*Work instruction*:
Copy each line of the data exactly. Leave nothing out.

*Provided material*:
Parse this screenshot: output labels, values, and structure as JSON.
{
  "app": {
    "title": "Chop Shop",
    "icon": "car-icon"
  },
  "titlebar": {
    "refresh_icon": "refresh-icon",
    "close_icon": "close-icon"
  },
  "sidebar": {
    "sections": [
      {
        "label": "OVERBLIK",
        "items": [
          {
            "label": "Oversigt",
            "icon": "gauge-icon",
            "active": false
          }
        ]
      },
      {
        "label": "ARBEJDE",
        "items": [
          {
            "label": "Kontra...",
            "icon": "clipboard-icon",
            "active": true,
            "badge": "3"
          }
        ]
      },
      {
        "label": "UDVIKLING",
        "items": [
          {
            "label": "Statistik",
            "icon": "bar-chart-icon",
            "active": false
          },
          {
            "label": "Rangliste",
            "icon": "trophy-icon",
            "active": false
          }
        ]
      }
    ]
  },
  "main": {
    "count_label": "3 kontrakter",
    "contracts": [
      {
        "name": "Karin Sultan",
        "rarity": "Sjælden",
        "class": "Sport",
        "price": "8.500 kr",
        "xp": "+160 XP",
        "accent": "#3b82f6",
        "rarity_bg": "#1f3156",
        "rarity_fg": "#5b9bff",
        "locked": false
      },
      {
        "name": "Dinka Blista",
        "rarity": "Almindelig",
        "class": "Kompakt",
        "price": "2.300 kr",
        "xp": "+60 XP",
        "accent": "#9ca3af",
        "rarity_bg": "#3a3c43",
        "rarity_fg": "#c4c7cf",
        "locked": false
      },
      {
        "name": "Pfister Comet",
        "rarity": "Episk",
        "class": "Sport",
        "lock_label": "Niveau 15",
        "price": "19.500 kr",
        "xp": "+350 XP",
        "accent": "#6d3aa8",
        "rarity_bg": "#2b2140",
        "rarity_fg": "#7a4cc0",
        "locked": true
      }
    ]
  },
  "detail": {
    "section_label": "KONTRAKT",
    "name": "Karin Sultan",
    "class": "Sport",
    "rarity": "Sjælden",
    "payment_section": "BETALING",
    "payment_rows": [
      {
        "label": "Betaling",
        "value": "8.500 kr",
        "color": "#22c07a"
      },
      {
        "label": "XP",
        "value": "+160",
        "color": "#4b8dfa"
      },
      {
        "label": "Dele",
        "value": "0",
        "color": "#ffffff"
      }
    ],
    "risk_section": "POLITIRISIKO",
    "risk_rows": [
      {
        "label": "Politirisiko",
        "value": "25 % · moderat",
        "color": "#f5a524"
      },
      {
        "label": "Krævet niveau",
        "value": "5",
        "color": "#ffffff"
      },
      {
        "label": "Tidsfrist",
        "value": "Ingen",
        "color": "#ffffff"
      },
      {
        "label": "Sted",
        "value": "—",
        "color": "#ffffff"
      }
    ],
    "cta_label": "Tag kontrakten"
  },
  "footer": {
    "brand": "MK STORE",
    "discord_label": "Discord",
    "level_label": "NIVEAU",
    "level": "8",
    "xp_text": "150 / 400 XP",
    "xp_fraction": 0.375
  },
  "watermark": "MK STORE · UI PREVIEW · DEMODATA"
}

*Exercise result*:
Parse this screenshot: output labels, values, and structure as JSON.
{
  "app": {
    "title": "Chop Shop",
    "icon": "car-icon"
  },
  "titlebar": {
    "refresh_icon": "refresh-icon",
    "close_icon": "close-icon"
  },
  "sidebar": {
    "sections": [
      {
        "label": "OVERBLIK",
        "items": [
          {
            "label": "Oversigt",
            "icon": "gauge-icon",
            "active": false
          }
        ]
      },
      {
        "label": "ARBEJDE",
        "items": [
          {
            "label": "Kontra...",
            "icon": "clipboard-icon",
            "active": true,
            "badge": "3"
          }
        ]
      },
      {
        "label": "UDVIKLING",
        "items": [
          {
            "label": "Statistik",
            "icon": "bar-chart-icon",
            "active": false
          },
          {
            "label": "Rangliste",
            "icon": "trophy-icon",
            "active": false
          }
        ]
      }
    ]
  },
  "main": {
    "count_label": "3 kontrakter",
    "contracts": [
      {
        "name": "Karin Sultan",
        "rarity": "Sjælden",
        "class": "Sport",
        "price": "8.500 kr",
        "xp": "+160 XP",
        "accent": "#3b82f6",
        "rarity_bg": "#1f3156",
        "rarity_fg": "#5b9bff",
        "locked": false
      },
      {
        "name": "Dinka Blista",
        "rarity": "Almindelig",
        "class": "Kompakt",
        "price": "2.300 kr",
        "xp": "+60 XP",
        "accent": "#9ca3af",
        "rarity_bg": "#3a3c43",
        "rarity_fg": "#c4c7cf",
        "locked": false
      },
      {
        "name": "Pfister Comet",
        "rarity": "Episk",
        "class": "Sport",
        "lock_label": "Niveau 15",
        "price": "19.500 kr",
        "xp": "+350 XP",
        "accent": "#6d3aa8",
        "rarity_bg": "#2b2140",
        "rarity_fg": "#7a4cc0",
        "locked": true
      }
    ]
  },
  "detail": {
    "section_label": "KONTRAKT",
    "name": "Karin Sultan",
    "class": "Sport",
    "rarity": "Sjælden",
    "payment_section": "BETALING",
    "payment_rows": [
      {
        "label": "Betaling",
        "value": "8.500 kr",
        "color": "#22c07a"
      },
      {
        "label": "XP",
        "value": "+160",
        "color": "#4b8dfa"
      },
      {
        "label": "Dele",
        "value": "0",
        "color": "#ffffff"
      }
    ],
    "risk_section": "POLITIRISIKO",
    "risk_rows": [
      {
        "label": "Politirisiko",
        "value": "25 % · moderat",
        "color": "#f5a524"
      },
      {
        "label": "Krævet niveau",
        "value": "5",
        "color": "#ffffff"
      },
      {
        "label": "Tidsfrist",
        "value": "Ingen",
        "color": "#ffffff"
      },
      {
        "label": "Sted",
        "value": "—",
        "color": "#ffffff"
      }
    ],
    "cta_label": "Tag kontrakten"
  },
  "footer": {
    "brand": "MK STORE",
    "discord_label": "Discord",
    "level_label": "NIVEAU",
    "level": "8",
    "xp_text": "150 / 400 XP",
    "xp_fraction": 0.375
  },
  "watermark": "MK STORE · UI PREVIEW · DEMODATA"
}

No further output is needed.